Less than a month after they met in the World Championship final, Luke Littler meets Luke Humphries again tonight in Cardiff for what will be an intriguing Premier League Darts debut for both, for very different reasons.
Humphries arrives as the new world No 1 and a world champion, having been rejected from the Premier League last year. He took that to heart and vowed to prove wrong that decision by the sport’s powers, and over the course of a stunning autumn and winter he did exactly that.
But much like their world final, the spotlight will shine brightest on his opponent. Littler is already the biggest star in darts with more than a million followers on Instagram. More than 4 million people tuned into their final on Sky Sports, making it more popular than any day during the Ashes or the Ryder Cup. It is no wonder darts’ lucrative new star was immediately invited to the Premier League, despite being the world No 31, up against players much higher in the rankings.
A lot has happened in the intervening four weeks for Littler, not least turning 17. He enjoyed the aftermath of the World Championship, taking in a trip to his beloved Old Trafford and meeting Sir Alex Ferguson, who advised him to “stay grounded”, Littler says. Then he escaped to a house in North Wales with his girlfriend and family to get away from the media scrum following his every step.
He insists he didn’t throw a single dart in the 15 days between the world final and the start of the Bahrain Masters. He won the tournament, beating the great Michael van Gerwen in the final and hitting a nine-dart finish en route, and a week later reached another final, this time losing to Van Gerwen at his home Dutch Masters.

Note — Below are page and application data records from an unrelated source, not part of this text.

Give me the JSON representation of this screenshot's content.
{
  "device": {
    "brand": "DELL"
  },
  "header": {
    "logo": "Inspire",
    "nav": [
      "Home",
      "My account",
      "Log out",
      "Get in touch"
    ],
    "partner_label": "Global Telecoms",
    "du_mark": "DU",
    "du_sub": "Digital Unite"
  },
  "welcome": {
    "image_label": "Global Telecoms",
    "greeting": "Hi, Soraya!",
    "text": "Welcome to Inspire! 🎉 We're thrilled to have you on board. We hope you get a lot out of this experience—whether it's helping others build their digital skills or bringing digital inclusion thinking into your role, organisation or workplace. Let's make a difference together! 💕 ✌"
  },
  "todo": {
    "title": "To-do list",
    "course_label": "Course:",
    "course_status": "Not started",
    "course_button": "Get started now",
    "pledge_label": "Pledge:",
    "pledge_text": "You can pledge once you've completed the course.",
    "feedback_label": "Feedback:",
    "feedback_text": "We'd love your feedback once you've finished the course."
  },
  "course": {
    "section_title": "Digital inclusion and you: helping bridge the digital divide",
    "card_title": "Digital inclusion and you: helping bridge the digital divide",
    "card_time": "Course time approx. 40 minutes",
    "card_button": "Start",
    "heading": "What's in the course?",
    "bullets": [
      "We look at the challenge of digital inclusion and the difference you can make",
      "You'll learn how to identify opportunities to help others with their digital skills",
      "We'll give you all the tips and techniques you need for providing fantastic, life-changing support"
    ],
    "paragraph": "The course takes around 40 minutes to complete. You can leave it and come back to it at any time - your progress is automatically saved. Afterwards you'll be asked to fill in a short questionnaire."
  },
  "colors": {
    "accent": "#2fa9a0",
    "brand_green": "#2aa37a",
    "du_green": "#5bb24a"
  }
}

Three finals in his last three tournaments, against the best in the world, is an extraordinary streak for any player, let alone a rookie on the professional scene. How Littler copes with the Premier League will be fascinating, and yet all the signs suggest that this is not a young man who is ever fazed. Littler turned up in Bahrain, threw a few darts, played around on his phone and then went out and destroyed everybody.
“No one believed me when I said I’d not thrown a dart since the world final,” he told the Guardian. “People could have said the worlds was a one-off but it certainly wasn’t because I won my first World Series [tournament] and my first attempt at ticking things off the bucket list is done. I’d now like to win any major this year.”
Humphries had a little warning for Littler recently, suggesting that a lack of practice could “come back to bite you”.
“I wasn’t surprised by his performance but I was surprised he hadn’t practised since the world final,” Humphries said after Littler’s win in Bahrain. “You have to be careful in this game to put in enough effort. If you feel like you have got to the point in your game where you are great and you are not practising, it will come back to bite you.
"It is important he stays dedicated and practises hard because that is a point in the game where you can lose yourself. I know players who have done that, Michael Smith has openly admitted he didn’t practise all last year then all of a sudden he lost his form. So, I feel like that is a massive point in your game you have to focus on. But ... he is part of the elite and rightly so.”
The Premier League is an exclusive club consisting of the top-four ranked players and four more invitees. Each weekly mini-event consists of quarter-finals, a semi-final and a final over the best of 11 legs. Players who reach the semi-finals win two points per event, with the night’s runner-up collecting three points and the winner awarded five.
Those points contribute to a league table where, after 16 rounds, the top four players advance to the play-offs at the O2 in London in May. Tonight’s opening round sees Van Gerwen and Michael Smith go head to head in another heavyweight clash, while Welshman Gerwyn Price takes on Nathan Aspinall and Peter Wright battles Rob Cross.
The Premier League is different to anything Littler has faced before, a four-month grind spanning Ireland, Germany, Netherlands and spots all over the UK. With Littler on the bill it will resemble something of a travelling circus at times, and coping with the relentless nature of the event will be as big a challenge as the carousel of world-class talent he’ll be faced with.
“This is what I signed up for – a busy schedule all year long,” Littler said at the Premier League launch in Cardiff’s Principality Stadium. “I just keep myself to myself. When I was going to the airport for Bahrain I said to my mum that I just wanted 10-20 weeks off, please, but the schedule is just crazy. I know when I get a day off, I just make the most of it, and I have always said once I get into the venue, that is when I am in the zone.
“I’ve seen quite a few people have said, ‘Will the pressure get to him?’ But I just do what I do, do what I do best and throw my darts in the board. I don’t really want to practise at home, because once I get a day off I don’t want to be spending hours and hours on the board, so I spend hours and hours on my Xbox instead.”
The lack of heavy practice seems to allow Littler’s natural game to flourish, and lets the magnetic feel in his fingers take over. Now that talent will be unleashed on the Premier League stage, week after week, and it will be a compelling watch. He and Humphries will be thrown together once more tonight, each a new king of darts in their own distinct way, both out to prove that this is where they belong.